[Start of section]
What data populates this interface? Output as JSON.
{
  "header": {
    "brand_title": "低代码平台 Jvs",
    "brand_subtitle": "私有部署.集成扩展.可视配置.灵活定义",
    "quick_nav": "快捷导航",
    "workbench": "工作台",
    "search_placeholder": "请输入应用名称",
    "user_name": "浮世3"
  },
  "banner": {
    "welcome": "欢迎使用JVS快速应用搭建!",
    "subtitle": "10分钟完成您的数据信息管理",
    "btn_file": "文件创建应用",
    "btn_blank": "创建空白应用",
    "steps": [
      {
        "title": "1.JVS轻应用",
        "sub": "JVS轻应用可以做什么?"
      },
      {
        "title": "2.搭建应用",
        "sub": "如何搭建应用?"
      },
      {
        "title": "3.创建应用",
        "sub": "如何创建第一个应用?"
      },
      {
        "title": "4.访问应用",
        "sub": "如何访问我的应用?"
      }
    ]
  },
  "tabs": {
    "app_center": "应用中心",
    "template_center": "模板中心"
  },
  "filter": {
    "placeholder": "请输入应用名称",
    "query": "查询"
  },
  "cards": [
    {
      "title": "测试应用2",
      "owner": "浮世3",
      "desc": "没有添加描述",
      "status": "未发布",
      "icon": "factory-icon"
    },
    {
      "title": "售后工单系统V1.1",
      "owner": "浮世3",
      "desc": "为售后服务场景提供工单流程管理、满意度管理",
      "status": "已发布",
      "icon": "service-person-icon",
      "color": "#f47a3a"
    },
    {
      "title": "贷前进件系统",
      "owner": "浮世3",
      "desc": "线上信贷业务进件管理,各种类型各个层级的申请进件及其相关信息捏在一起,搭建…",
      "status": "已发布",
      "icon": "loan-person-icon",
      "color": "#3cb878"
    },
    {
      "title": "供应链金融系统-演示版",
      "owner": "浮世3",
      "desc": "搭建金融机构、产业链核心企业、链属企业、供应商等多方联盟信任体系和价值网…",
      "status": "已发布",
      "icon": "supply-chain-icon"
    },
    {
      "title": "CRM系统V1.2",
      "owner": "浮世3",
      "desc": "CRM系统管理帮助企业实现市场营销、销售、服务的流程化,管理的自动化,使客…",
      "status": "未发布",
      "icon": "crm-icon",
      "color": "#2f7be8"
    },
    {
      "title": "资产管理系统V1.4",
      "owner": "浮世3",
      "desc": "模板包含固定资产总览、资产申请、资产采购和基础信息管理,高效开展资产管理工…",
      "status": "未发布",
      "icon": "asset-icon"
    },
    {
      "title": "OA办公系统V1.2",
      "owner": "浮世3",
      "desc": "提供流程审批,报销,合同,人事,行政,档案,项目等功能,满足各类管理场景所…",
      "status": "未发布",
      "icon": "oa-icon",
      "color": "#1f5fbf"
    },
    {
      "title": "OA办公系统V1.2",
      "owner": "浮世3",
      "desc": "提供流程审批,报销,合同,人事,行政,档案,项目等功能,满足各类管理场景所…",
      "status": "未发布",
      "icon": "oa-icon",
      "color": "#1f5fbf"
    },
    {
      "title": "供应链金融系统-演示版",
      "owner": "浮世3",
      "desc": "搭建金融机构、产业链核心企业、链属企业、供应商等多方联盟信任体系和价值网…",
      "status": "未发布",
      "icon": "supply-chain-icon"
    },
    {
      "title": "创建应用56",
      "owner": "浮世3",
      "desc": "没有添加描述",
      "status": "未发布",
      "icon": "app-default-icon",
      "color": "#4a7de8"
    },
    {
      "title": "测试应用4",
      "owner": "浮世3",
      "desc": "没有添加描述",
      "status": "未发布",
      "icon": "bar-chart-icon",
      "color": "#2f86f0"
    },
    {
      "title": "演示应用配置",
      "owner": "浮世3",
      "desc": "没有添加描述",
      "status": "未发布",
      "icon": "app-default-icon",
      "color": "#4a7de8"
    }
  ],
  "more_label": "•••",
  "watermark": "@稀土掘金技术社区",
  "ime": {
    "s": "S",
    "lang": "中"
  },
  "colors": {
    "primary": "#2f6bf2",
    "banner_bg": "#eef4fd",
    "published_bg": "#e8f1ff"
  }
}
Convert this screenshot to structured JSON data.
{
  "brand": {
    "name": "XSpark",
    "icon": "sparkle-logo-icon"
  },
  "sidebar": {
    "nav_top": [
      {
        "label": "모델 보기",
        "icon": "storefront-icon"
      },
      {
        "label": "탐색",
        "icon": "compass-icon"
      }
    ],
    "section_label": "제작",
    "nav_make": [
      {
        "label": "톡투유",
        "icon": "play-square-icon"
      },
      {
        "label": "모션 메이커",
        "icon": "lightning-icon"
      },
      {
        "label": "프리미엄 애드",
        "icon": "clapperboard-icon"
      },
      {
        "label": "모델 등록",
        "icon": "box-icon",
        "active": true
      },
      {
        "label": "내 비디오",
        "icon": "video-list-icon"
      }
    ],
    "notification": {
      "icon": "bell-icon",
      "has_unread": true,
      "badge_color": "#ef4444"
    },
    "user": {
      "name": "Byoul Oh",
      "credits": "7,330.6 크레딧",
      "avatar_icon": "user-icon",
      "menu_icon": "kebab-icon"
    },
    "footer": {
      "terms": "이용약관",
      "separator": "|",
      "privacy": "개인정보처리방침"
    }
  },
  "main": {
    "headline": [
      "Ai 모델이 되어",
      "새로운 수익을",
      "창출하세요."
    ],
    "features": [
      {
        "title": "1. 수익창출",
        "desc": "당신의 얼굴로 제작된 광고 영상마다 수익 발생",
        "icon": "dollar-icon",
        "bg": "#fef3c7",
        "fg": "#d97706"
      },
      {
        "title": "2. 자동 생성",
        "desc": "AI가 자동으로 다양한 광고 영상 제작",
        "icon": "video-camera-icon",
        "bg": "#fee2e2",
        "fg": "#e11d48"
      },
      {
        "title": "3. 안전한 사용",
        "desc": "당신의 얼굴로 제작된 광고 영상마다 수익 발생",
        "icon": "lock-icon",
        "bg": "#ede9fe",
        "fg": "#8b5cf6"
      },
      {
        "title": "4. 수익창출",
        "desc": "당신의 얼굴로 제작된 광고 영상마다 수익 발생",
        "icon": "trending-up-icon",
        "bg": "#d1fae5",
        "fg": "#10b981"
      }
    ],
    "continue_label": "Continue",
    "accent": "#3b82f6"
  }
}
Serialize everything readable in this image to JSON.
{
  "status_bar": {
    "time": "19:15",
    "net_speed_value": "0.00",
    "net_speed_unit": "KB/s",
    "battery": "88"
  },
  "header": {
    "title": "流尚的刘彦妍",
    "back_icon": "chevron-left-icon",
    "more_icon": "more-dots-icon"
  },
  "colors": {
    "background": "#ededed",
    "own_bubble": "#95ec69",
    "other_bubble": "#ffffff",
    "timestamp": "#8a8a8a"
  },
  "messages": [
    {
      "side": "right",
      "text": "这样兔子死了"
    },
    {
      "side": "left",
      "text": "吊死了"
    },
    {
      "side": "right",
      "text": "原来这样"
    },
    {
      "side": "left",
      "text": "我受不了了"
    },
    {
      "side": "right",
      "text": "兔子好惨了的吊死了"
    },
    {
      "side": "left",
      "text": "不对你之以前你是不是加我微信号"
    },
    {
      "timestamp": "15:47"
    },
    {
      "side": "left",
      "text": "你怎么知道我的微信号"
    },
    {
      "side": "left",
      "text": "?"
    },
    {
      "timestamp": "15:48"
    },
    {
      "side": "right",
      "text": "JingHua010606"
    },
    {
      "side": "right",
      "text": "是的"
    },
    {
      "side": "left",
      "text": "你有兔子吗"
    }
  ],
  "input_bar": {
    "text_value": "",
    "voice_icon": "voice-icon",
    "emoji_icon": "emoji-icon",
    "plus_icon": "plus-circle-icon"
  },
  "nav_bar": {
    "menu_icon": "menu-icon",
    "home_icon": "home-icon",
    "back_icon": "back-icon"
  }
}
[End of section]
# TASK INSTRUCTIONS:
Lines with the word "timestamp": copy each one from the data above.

# RESPONSE AREA:
    "timestamp": "#8a8a8a"
      "timestamp": "15:47"
      "timestamp": "15:48"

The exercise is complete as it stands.